Starbucks' traditional competitors in America aren't the main issue in Europe. Dunkin' Brands (Nasdaq: DNKN) has a presence in Germany, Spain, and Russia, but ultimately lacks the same scale in Europe. Green Mountain Coffee Roasters (Nasdaq: GMCR) is still only a domestic rival. McDonald's (NYSE: MCD) can certainly be found throughout Europe, and it has upped its coffee game in recent years. But Starbucks' biggest competition on the Continent is austerity.

Much of Europe is in recession, and countries from Spain to the U.K. to Greece are in the throes of austerity programs designed to cut government debt by cutting government spending. But when you cut spending, you curtail growth, making Europe's already fragile economy only more so, hence the cheaper cappuccinos for the Greeks and the free double shots for Brits.

Schultz at the helm
Aggressive expansion? Wasn't that what got Starbucks into trouble in the U.S.? Yes and no. I think it's more accurate to say that a poorly executed expansion was what caused the trouble. Howard Schultz is an outstanding CEO, and Starbucks is his baby. That's why he came back. He couldn't stand to see it struggling. The last time Starbucks tried this, Schultz wasn't at the helm.

And now, management has a tried-and-true reboot story to follow: the astonishing turnaround of Starbucks' U.S. market. Also, the company cannot wait until Europe is out of recession to get re-established there; that could take years. The time is now, and the leadership is right. For investors, the stock price, at $48, is very reasonable, if the P/E, at 29, is high. But you're getting a lot of company for the multiple. With this move back into Europe, I believe Starbucks is doing what it needs to do to stay growing and profitable.

Just don't expect an instant turnaround. It took time with the U.S., and it will take time with Europe. Schultz is taking the long view, which we here at The Motley Fool love. Here's something else we love at The Motley Fool: a stock we're calling our top pick for 2012. Read all about it in our special free report, aptly titled "The Motley Fool's Top Stock for 2012." Get it while the stock is still hot by clicking here now.

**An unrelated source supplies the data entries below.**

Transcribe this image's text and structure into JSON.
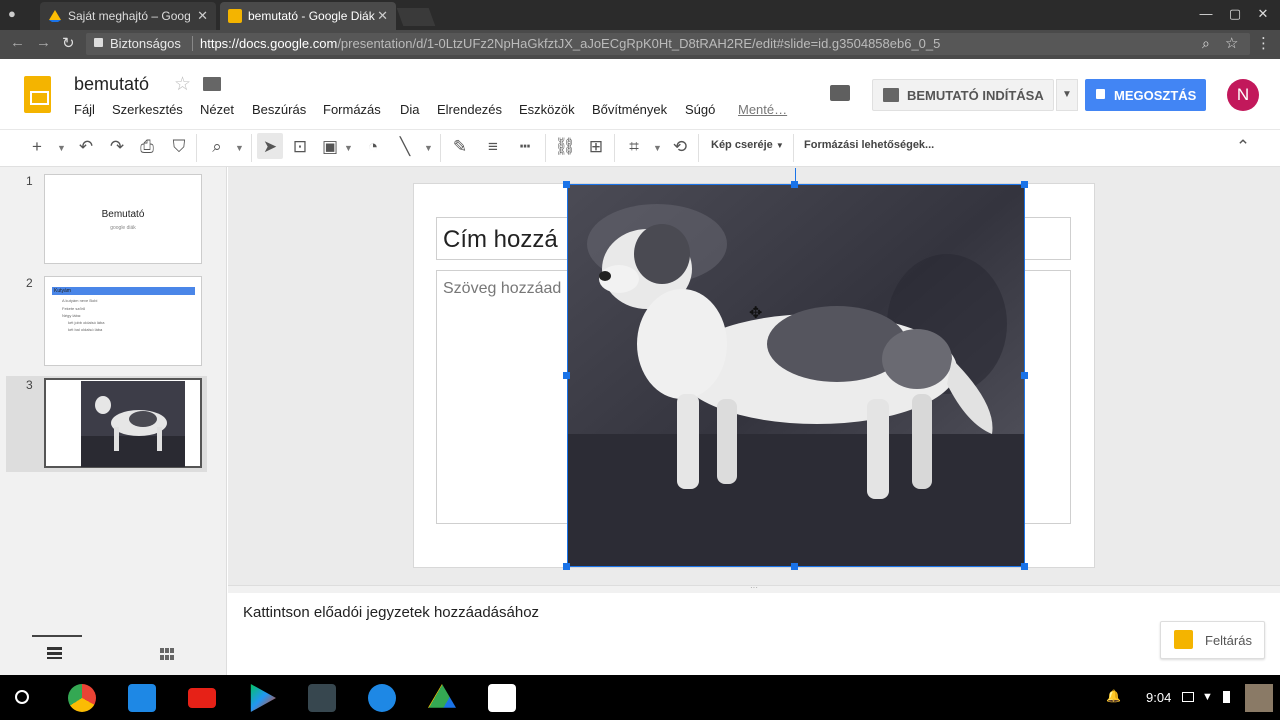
{
  "browser": {
    "tabs": [
      {
        "title": "Saját meghajtó – Google",
        "active": false
      },
      {
        "title": "bemutató - Google Diák",
        "active": true
      }
    ],
    "security_label": "Biztonságos",
    "url_host": "https://docs.google.com",
    "url_path": "/presentation/d/1-0LtzUFz2NpHaGkfztJX_aJoECgRpK0Ht_D8tRAH2RE/edit#slide=id.g3504858eb6_0_5"
  },
  "app": {
    "doc_title": "bemutató",
    "menu": [
      "Fájl",
      "Szerkesztés",
      "Nézet",
      "Beszúrás",
      "Formázás",
      "Dia",
      "Elrendezés",
      "Eszközök",
      "Bővítmények",
      "Súgó"
    ],
    "saving_label": "Menté…",
    "present_label": "BEMUTATÓ INDÍTÁSA",
    "share_label": "MEGOSZTÁS",
    "avatar_initial": "N",
    "brand_color": "#f4b400",
    "share_color": "#4285f4"
  },
  "toolbar": {
    "replace_image_label": "Kép cseréje",
    "format_options_label": "Formázási lehetőségek..."
  },
  "filmstrip": {
    "slides": [
      {
        "number": "1",
        "title": "Bemutató",
        "subtitle": "google diák"
      },
      {
        "number": "2",
        "title": "Kutyám",
        "bullets": [
          "A kutyám neve Bobi",
          "Fekete szőrű",
          "Négy lába:",
          "két jobb oldalsó lába",
          "két bal oldalsó lába"
        ]
      },
      {
        "number": "3"
      }
    ],
    "selected_slide": "3"
  },
  "slide": {
    "title_placeholder": "Cím hozzá",
    "body_placeholder": "Szöveg hozzáad"
  },
  "notes": {
    "placeholder": "Kattintson előadói jegyzetek hozzáadásához"
  },
  "explore": {
    "label": "Feltárás"
  },
  "shelf": {
    "time": "9:04"
  }
}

Fool contributor John Grgurich thinks a "business" trip to London or Paris is in order to see just how Starbucks' revamp is coming along, but he owns no stock in any of the companies mentioned in this column. Follow John's dispatches from the bloody front lines of capitalism on Twitter@TMFGrgurich. The Motley Fool owns shares of Starbucks. Motley Fool newsletter services have recommended buying shares of Starbucks, Green Mountain Coffee Roasters, and McDonald's. Motley Fool newsletter services have recommended creating a lurking gator position in Green Mountain Coffee Roasters. Motley Fool newsletter services have recommended writing covered calls on Starbucks. Try any of our Foolish newsletter services free for 30 days. We Fools may not all hold the same opinions, but we all believe that considering a diverse range of insights makes us better investors. The Motley Fool has a perfectly scintillating disclosure policy.